[Excerpts from an interface dataset]
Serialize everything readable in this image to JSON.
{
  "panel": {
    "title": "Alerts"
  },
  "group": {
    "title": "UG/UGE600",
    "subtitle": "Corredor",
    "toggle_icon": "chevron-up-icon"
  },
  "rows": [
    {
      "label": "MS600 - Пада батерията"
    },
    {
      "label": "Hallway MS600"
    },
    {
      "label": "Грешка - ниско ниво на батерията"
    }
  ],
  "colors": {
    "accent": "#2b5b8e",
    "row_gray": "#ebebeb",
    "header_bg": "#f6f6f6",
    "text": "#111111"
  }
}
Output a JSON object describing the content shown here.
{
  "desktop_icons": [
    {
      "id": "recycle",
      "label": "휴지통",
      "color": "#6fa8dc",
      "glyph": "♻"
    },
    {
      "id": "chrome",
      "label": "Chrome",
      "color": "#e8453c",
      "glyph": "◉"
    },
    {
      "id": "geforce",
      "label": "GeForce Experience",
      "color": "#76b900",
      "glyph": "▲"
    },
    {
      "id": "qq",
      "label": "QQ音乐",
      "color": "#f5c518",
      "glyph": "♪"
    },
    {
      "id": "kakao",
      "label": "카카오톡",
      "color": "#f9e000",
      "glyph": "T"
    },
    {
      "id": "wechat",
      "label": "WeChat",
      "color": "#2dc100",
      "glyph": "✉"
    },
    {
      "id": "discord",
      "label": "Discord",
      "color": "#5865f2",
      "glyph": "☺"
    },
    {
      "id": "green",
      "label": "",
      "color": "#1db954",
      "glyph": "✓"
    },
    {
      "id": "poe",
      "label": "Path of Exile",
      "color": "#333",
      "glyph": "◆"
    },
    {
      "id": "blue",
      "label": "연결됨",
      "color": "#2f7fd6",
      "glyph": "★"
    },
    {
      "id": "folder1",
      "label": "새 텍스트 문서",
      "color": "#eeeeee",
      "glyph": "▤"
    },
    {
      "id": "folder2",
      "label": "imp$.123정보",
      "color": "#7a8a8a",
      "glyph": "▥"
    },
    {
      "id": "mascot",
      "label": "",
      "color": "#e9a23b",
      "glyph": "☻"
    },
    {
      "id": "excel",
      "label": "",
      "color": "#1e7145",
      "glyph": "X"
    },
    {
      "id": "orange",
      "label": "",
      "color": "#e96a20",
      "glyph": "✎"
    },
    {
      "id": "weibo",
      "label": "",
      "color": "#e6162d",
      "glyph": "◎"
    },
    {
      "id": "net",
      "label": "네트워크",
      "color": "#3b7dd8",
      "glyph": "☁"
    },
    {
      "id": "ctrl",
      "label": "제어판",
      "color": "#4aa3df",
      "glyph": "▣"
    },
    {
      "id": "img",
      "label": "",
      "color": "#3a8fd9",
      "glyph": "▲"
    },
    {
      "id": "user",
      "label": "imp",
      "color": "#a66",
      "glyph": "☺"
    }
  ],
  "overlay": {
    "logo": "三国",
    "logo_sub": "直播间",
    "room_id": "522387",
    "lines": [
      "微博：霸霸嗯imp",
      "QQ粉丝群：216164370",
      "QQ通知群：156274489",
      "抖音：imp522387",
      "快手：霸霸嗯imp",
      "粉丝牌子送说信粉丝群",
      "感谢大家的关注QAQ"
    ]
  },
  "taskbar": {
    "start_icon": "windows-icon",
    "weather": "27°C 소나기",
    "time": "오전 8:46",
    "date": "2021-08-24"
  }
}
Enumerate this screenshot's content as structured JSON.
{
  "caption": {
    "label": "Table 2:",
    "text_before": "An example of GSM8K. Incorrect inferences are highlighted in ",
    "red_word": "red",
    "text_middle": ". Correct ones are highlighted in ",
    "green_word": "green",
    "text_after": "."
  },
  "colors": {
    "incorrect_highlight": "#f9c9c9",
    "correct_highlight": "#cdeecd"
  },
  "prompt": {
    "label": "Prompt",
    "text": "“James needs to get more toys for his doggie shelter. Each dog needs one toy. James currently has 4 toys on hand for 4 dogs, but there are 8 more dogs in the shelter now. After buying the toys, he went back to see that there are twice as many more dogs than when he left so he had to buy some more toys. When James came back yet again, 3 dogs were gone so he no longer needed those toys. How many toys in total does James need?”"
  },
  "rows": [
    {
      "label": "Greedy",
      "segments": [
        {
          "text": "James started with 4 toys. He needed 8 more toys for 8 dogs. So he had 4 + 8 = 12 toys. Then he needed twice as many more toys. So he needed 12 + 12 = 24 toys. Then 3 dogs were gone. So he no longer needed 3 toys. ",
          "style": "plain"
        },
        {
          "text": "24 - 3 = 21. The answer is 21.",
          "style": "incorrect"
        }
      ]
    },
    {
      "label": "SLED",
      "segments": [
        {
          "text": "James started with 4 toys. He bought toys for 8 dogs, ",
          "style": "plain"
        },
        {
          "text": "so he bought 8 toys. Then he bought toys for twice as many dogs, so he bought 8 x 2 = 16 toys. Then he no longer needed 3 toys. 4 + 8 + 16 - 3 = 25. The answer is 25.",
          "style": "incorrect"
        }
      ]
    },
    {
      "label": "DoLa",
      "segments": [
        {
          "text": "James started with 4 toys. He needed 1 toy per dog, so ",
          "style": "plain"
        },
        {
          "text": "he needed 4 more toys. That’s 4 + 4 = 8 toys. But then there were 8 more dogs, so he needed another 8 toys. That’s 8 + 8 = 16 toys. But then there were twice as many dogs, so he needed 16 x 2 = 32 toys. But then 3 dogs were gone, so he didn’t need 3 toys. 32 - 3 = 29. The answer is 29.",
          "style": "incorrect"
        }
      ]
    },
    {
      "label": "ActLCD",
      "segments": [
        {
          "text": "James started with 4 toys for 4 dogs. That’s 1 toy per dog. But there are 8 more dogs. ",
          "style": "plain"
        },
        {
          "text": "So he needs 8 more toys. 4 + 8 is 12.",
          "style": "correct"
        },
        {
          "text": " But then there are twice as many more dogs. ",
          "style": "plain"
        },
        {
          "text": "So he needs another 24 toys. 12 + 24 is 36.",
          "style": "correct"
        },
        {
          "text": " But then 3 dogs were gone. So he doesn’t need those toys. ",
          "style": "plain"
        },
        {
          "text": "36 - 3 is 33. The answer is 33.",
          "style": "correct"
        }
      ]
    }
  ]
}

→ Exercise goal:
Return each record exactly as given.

→ Result:
Serialize everything readable in this image to JSON.
{
  "panel": {
    "title": "Alerts"
  },
  "group": {
    "title": "UG/UGE600",
    "subtitle": "Corredor",
    "toggle_icon": "chevron-up-icon"
  },
  "rows": [
    {
      "label": "MS600 - Пада батерията"
    },
    {
      "label": "Hallway MS600"
    },
    {
      "label": "Грешка - ниско ниво на батерията"
    }
  ],
  "colors": {
    "accent": "#2b5b8e",
    "row_gray": "#ebebeb",
    "header_bg": "#f6f6f6",
    "text": "#111111"
  }
}
Output a JSON object describing the content shown here.
{
  "desktop_icons": [
    {
      "id": "recycle",
      "label": "휴지통",
      "color": "#6fa8dc",
      "glyph": "♻"
    },
    {
      "id": "chrome",
      "label": "Chrome",
      "color": "#e8453c",
      "glyph": "◉"
    },
    {
      "id": "geforce",
      "label": "GeForce Experience",
      "color": "#76b900",
      "glyph": "▲"
    },
    {
      "id": "qq",
      "label": "QQ音乐",
      "color": "#f5c518",
      "glyph": "♪"
    },
    {
      "id": "kakao",
      "label": "카카오톡",
      "color": "#f9e000",
      "glyph": "T"
    },
    {
      "id": "wechat",
      "label": "WeChat",
      "color": "#2dc100",
      "glyph": "✉"
    },
    {
      "id": "discord",
      "label": "Discord",
      "color": "#5865f2",
      "glyph": "☺"
    },
    {
      "id": "green",
      "label": "",
      "color": "#1db954",
      "glyph": "✓"
    },
    {
      "id": "poe",
      "label": "Path of Exile",
      "color": "#333",
      "glyph": "◆"
    },
    {
      "id": "blue",
      "label": "연결됨",
      "color": "#2f7fd6",
      "glyph": "★"
    },
    {
      "id": "folder1",
      "label": "새 텍스트 문서",
      "color": "#eeeeee",
      "glyph": "▤"
    },
    {
      "id": "folder2",
      "label": "imp$.123정보",
      "color": "#7a8a8a",
      "glyph": "▥"
    },
    {
      "id": "mascot",
      "label": "",
      "color": "#e9a23b",
      "glyph": "☻"
    },
    {
      "id": "excel",
      "label": "",
      "color": "#1e7145",
      "glyph": "X"
    },
    {
      "id": "orange",
      "label": "",
      "color": "#e96a20",
      "glyph": "✎"
    },
    {
      "id": "weibo",
      "label": "",
      "color": "#e6162d",
      "glyph": "◎"
    },
    {
      "id": "net",
      "label": "네트워크",
      "color": "#3b7dd8",
      "glyph": "☁"
    },
    {
      "id": "ctrl",
      "label": "제어판",
      "color": "#4aa3df",
      "glyph": "▣"
    },
    {
      "id": "img",
      "label": "",
      "color": "#3a8fd9",
      "glyph": "▲"
    },
    {
      "id": "user",
      "label": "imp",
      "color": "#a66",
      "glyph": "☺"
    }
  ],
  "overlay": {
    "logo": "三国",
    "logo_sub": "直播间",
    "room_id": "522387",
    "lines": [
      "微博：霸霸嗯imp",
      "QQ粉丝群：216164370",
      "QQ通知群：156274489",
      "抖音：imp522387",
      "快手：霸霸嗯imp",
      "粉丝牌子送说信粉丝群",
      "感谢大家的关注QAQ"
    ]
  },
  "taskbar": {
    "start_icon": "windows-icon",
    "weather": "27°C 소나기",
    "time": "오전 8:46",
    "date": "2021-08-24"
  }
}
Enumerate this screenshot's content as structured JSON.
{
  "caption": {
    "label": "Table 2:",
    "text_before": "An example of GSM8K. Incorrect inferences are highlighted in ",
    "red_word": "red",
    "text_middle": ". Correct ones are highlighted in ",
    "green_word": "green",
    "text_after": "."
  },
  "colors": {
    "incorrect_highlight": "#f9c9c9",
    "correct_highlight": "#cdeecd"
  },
  "prompt": {
    "label": "Prompt",
    "text": "“James needs to get more toys for his doggie shelter. Each dog needs one toy. James currently has 4 toys on hand for 4 dogs, but there are 8 more dogs in the shelter now. After buying the toys, he went back to see that there are twice as many more dogs than when he left so he had to buy some more toys. When James came back yet again, 3 dogs were gone so he no longer needed those toys. How many toys in total does James need?”"
  },
  "rows": [
    {
      "label": "Greedy",
      "segments": [
        {
          "text": "James started with 4 toys. He needed 8 more toys for 8 dogs. So he had 4 + 8 = 12 toys. Then he needed twice as many more toys. So he needed 12 + 12 = 24 toys. Then 3 dogs were gone. So he no longer needed 3 toys. ",
          "style": "plain"
        },
        {
          "text": "24 - 3 = 21. The answer is 21.",
          "style": "incorrect"
        }
      ]
    },
    {
      "label": "SLED",
      "segments": [
        {
          "text": "James started with 4 toys. He bought toys for 8 dogs, ",
          "style": "plain"
        },
        {
          "text": "so he bought 8 toys. Then he bought toys for twice as many dogs, so he bought 8 x 2 = 16 toys. Then he no longer needed 3 toys. 4 + 8 + 16 - 3 = 25. The answer is 25.",
          "style": "incorrect"
        }
      ]
    },
    {
      "label": "DoLa",
      "segments": [
        {
          "text": "James started with 4 toys. He needed 1 toy per dog, so ",
          "style": "plain"
        },
        {
          "text": "he needed 4 more toys. That’s 4 + 4 = 8 toys. But then there were 8 more dogs, so he needed another 8 toys. That’s 8 + 8 = 16 toys. But then there were twice as many dogs, so he needed 16 x 2 = 32 toys. But then 3 dogs were gone, so he didn’t need 3 toys. 32 - 3 = 29. The answer is 29.",
          "style": "incorrect"
        }
      ]
    },
    {
      "label": "ActLCD",
      "segments": [
        {
          "text": "James started with 4 toys for 4 dogs. That’s 1 toy per dog. But there are 8 more dogs. ",
          "style": "plain"
        },
        {
          "text": "So he needs 8 more toys. 4 + 8 is 12.",
          "style": "correct"
        },
        {
          "text": " But then there are twice as many more dogs. ",
          "style": "plain"
        },
        {
          "text": "So he needs another 24 toys. 12 + 24 is 36.",
          "style": "correct"
        },
        {
          "text": " But then 3 dogs were gone. So he doesn’t need those toys. ",
          "style": "plain"
        },
        {
          "text": "36 - 3 is 33. The answer is 33.",
          "style": "correct"
        }
      ]
    }
  ]
}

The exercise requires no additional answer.